● **Task prompt**: All lines holding the word "file" should be located in the records and copied.
──────── Entries provided
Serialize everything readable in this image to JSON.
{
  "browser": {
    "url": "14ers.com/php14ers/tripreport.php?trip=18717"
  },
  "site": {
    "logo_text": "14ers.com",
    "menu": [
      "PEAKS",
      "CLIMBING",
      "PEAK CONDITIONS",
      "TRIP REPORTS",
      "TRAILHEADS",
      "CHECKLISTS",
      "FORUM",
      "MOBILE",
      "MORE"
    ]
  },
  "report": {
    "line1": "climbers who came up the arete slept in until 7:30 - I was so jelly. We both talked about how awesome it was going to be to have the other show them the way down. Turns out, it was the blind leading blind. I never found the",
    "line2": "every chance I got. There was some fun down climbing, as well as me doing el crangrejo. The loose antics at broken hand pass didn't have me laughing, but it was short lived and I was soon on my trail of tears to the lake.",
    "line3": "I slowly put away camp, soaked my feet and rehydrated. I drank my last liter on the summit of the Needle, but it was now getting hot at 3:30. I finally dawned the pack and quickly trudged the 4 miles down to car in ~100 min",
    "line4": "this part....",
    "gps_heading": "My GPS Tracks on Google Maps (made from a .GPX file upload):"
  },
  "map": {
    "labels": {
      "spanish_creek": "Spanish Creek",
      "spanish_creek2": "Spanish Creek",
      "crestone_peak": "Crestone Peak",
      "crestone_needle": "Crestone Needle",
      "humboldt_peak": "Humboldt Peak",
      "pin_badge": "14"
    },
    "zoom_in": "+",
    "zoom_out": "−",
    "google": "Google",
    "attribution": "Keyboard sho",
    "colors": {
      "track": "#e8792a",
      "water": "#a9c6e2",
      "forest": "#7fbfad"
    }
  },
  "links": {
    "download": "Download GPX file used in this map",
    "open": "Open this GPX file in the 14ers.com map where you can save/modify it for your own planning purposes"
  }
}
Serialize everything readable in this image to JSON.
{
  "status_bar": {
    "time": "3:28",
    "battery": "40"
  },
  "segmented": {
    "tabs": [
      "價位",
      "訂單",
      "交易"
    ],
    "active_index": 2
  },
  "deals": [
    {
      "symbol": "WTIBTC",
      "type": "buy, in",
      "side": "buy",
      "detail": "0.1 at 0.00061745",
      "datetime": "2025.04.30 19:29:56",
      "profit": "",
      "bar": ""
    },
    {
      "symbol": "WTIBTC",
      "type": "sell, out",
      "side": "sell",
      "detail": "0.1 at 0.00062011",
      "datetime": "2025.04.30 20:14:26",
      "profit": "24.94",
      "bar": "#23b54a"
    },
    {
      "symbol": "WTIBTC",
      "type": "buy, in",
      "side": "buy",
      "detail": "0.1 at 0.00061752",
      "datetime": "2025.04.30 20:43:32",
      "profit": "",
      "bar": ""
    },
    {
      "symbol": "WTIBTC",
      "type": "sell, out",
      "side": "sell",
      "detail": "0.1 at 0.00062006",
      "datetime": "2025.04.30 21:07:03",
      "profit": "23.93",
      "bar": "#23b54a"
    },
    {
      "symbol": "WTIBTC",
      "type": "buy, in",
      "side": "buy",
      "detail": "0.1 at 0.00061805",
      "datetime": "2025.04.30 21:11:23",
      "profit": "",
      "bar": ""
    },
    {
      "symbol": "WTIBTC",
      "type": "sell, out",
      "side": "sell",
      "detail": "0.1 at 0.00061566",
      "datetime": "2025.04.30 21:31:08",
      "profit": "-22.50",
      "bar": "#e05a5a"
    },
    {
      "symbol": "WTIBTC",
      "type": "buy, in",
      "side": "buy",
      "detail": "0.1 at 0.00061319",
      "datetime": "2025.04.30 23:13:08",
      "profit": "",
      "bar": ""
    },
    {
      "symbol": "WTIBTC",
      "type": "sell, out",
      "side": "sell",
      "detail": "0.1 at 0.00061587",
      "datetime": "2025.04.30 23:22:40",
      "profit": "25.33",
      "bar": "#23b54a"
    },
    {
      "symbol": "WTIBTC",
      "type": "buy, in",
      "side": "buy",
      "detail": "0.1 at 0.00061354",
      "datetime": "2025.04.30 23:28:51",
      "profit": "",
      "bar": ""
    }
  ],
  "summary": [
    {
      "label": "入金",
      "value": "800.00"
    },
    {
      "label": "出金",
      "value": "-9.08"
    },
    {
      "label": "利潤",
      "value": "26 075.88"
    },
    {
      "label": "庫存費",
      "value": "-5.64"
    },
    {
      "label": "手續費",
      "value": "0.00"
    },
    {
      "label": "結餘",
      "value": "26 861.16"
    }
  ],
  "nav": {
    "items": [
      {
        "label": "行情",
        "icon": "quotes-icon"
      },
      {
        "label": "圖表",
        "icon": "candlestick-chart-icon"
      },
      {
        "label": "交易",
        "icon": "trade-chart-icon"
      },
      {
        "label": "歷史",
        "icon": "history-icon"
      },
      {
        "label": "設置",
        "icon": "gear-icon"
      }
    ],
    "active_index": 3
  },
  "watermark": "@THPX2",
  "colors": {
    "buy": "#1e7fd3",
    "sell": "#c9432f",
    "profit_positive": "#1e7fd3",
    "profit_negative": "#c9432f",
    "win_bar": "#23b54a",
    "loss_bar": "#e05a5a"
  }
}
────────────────
● **Task output**:
    "gps_heading": "My GPS Tracks on Google Maps (made from a .GPX file upload):"
    "download": "Download GPX file used in this map",
    "open": "Open this GPX file in the 14ers.com map where you can save/modify it for your own planning purposes"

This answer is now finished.